This is another native Italian coffee drink. It is made by simply adding frothy milk to espresso. You can use a shot or more of espresso depending on how strong you want the drink to be. This drink is one that is recommended for people who want to enjoy the strength of coffee without having to endure the natural taste of the coffee itself. The milk gives the drink a different texture and taste and makes it more pleasing to consume, especially for those who do not enjoy the naturally bitter taste of the coffee.
This is a native of Australia, much like the long black. Many times, it is mistaken for a latte mainly because it is basically made in the same way as a latte and this mistake is one that can be quite frustrating to the native coffee drinkers of Australia when they are overseas. The major difference between this drink and a latte is the simple fact that this drink is made using the smooth milk that is usually found at the bottom of the milk jug rather than the frothy milk which is preferred in a latte. The difference in the consistency of the milk used is what gives both drinks their different preferred textures.
If you guessed that this is anItalian coffee drink, then you guessed right. This is a drink made in layers and filled with rich textures and taste. First, you have your base which is al ayer of espresso; then you have your layer of steamed milk which counters the taste of the espresso, after this comes to the top layer which is foamy milk and then, you have a little extra finishing in the form of chocolate powder. This drink is perfect for when you need that caffeine kick, but you also want to enjoy it on a rainy morning.
This is another favorite from Italy and also a perfect brew to help introduce a coffee novice to the world of coffee. This is much like the cappuccino in the sense that it is made in layers and also is infused with different tastes and textures. This drink is first layered with a healthy helping of chocolate followed by the basic layer of espresso after which comes a layer of milk and lastly, a layer of whipped cream. This drink is the perfect cross between your classic hot chocolate and your classic coffee. It just sits perfectly in the middle.
If you are looking for a pick me up in the morning, this brew is definitely not for you.
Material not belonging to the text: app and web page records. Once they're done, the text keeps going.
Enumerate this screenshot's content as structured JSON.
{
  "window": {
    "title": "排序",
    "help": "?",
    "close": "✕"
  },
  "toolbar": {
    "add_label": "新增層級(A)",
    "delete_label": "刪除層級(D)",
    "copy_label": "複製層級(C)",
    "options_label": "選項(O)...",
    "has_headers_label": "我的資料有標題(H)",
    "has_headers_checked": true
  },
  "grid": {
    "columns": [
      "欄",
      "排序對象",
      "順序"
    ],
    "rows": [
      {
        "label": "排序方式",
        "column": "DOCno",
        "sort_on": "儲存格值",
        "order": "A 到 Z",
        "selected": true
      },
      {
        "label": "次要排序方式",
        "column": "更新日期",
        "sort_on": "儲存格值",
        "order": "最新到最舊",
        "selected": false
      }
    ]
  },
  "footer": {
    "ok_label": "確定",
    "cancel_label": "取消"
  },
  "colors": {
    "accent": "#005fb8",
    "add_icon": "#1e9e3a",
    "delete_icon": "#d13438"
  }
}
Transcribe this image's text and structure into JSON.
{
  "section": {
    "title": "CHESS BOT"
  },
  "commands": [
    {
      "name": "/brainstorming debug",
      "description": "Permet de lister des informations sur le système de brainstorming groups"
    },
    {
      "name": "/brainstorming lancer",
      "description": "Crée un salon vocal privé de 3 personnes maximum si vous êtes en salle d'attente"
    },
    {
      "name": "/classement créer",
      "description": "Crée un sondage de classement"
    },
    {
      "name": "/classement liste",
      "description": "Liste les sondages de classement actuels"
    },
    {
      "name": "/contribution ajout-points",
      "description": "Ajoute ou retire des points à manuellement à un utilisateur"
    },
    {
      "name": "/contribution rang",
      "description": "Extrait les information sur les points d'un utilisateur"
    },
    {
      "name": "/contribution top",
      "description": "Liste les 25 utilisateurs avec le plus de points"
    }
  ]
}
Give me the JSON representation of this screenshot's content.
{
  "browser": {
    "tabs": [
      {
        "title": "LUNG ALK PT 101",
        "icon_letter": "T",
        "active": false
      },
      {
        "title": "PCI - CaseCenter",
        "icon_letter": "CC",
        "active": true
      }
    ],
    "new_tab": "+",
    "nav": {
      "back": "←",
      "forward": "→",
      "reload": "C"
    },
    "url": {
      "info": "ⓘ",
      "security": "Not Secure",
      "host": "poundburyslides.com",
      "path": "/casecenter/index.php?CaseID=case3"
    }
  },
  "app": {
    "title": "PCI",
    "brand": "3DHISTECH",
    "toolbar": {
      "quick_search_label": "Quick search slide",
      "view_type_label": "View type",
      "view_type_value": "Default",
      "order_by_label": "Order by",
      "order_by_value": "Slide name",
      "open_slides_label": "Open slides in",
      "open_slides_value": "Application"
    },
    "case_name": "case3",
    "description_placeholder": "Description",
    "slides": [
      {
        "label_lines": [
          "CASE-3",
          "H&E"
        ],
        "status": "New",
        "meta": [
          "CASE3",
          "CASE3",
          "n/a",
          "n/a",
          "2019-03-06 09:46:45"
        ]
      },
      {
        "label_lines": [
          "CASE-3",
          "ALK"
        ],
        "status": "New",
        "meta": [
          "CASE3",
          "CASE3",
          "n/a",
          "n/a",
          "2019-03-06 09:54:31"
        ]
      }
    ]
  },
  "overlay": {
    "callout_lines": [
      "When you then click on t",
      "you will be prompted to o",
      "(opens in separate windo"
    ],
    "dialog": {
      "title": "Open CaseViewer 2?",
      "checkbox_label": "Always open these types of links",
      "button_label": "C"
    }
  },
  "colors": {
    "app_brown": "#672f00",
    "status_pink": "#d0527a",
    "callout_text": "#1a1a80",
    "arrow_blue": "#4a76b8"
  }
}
It may be coffee but trust me; this brew would be sending you straight to the sack if you are not careful with it. This coffee is not typically sold at coffee shops; in fact, a regular barista may not know how to prepare it; you would rather get it at bars and restaurants. This is because the Irish coffee is made of three distinct layers; the first layer contains the regular base of coffee drinks, the espresso, followed by a generous layer of rich Irish whiskey and lastly, it is topped with a nice layer of whipped cream. In fact, I think it is safe to say that this drink is more of a cocktail than an actual coffee drink. It was first invented in the winter of 1940 when Joe Sheridan Foynes decided it would be a good idea to add some Irish whiskey to his coffee after the disembarking of his American passengers.
With so many countries producing coffee beans and so many other countries brewing them, is it really a wonder that there are so many types of coffee in the world? I think not. Coffee is a very flexible drink as we can see and can be enjoyed in so many different ways based on personal preference. How do you enjoy yours?